The burden of proof being upon the petitioner, it was incumbent on him to obtain a finding from the court that the contemplated prosecution was malicious or without probable cause. This he did not do, nor have we before us any exception to the refusal or failure of the court to find in accordance with any request for such a finding. Moreover, no such claim as the petitioner now makes regarding repayment of the six hundred dollars is stated or suggested by the exception briefed or by the stated grounds therefor. The claim, therefore, is not before us for consideration.

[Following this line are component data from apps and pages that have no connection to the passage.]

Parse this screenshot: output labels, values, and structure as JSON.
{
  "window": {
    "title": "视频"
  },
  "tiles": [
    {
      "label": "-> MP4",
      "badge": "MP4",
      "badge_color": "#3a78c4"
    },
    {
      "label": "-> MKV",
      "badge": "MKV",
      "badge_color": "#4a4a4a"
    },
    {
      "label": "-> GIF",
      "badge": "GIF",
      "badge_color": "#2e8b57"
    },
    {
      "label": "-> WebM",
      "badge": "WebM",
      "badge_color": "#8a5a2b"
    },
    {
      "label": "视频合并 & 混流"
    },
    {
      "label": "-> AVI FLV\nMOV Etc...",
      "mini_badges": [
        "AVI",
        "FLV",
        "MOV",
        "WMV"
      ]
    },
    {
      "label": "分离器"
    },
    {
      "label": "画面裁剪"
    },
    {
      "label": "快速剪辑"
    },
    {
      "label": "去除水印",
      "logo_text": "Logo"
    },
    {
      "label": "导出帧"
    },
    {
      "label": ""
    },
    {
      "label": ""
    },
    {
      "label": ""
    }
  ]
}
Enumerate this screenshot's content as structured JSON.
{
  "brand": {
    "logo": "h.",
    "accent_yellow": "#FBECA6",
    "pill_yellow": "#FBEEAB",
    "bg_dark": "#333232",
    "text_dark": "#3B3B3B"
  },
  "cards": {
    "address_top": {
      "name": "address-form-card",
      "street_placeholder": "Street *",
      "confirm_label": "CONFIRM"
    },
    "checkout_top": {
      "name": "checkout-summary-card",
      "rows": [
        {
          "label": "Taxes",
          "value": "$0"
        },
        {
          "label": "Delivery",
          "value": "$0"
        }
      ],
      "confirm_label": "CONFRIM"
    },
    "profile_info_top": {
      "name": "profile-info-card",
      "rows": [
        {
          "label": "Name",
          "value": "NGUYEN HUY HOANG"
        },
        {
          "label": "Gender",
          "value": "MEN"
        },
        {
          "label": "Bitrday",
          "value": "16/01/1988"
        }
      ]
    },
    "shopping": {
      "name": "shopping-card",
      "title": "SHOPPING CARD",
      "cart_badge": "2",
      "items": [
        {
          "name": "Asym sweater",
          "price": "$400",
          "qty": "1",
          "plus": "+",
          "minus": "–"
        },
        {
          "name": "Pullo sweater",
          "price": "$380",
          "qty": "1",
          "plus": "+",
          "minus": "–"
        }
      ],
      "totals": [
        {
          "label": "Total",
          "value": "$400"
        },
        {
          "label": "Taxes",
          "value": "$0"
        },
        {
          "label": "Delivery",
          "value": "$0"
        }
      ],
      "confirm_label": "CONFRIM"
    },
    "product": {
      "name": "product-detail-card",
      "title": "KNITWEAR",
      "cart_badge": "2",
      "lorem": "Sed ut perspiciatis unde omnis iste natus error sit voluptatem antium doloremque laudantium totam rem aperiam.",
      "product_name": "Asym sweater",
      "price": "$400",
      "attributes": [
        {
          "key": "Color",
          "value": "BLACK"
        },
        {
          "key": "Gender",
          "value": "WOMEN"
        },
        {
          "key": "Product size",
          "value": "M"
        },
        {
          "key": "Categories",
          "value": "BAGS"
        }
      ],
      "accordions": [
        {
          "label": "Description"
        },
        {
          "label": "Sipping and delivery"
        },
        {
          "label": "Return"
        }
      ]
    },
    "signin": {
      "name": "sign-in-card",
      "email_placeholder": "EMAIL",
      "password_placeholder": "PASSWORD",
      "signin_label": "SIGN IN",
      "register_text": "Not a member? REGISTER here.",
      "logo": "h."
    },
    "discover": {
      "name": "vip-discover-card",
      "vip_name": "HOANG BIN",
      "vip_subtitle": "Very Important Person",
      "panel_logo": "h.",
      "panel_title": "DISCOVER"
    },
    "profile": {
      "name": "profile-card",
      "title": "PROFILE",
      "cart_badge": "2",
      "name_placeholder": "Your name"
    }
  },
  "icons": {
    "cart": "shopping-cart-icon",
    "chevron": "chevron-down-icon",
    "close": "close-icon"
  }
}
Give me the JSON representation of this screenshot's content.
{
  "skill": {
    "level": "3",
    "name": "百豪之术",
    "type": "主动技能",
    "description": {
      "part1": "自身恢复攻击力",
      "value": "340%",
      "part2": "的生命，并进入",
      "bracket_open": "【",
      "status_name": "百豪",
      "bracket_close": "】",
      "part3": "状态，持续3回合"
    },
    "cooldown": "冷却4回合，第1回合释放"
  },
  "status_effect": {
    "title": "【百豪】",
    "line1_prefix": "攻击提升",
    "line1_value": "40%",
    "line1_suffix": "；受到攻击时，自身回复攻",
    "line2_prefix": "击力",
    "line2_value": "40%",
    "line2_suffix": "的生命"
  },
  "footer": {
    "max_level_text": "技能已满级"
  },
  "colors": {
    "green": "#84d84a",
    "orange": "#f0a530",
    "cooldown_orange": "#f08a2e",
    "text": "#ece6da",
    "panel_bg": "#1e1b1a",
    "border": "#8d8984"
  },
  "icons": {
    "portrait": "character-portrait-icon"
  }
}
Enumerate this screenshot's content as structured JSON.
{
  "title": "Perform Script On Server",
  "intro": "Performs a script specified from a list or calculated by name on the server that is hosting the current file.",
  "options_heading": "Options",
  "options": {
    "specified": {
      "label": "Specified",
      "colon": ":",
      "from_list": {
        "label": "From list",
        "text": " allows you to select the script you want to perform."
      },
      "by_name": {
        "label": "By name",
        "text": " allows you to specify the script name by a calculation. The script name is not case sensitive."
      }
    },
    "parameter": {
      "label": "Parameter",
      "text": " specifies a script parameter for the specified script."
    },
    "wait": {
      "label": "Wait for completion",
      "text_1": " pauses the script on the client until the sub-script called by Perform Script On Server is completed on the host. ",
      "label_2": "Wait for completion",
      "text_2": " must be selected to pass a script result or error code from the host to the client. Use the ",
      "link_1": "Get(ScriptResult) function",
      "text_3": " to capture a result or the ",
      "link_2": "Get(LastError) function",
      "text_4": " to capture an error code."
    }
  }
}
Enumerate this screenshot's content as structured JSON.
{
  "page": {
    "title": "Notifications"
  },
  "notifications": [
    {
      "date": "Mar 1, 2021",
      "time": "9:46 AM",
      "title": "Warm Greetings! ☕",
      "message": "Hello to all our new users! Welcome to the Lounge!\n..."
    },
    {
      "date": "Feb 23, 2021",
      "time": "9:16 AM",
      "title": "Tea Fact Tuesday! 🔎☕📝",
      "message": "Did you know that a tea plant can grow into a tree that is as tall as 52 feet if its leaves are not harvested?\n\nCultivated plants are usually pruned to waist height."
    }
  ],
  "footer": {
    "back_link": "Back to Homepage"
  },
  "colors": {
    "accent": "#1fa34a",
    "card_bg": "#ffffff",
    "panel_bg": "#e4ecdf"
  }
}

The case of Shoro v. Shoro, 60 Vt. 268, 14 A. 177, 6 A.S.R. 118, upon which the petitioner relies, is readily distinguishable. In that case there was a positive finding by the court, apparently unchallenged, that the petitioner, a boy sixteen years of age, had never had sexual intercourse with the petitionee either before or after the marriage. From this finding the conclusion would be imperative that the bastardy proceeding in that case had been brought maliciously and without probable cause.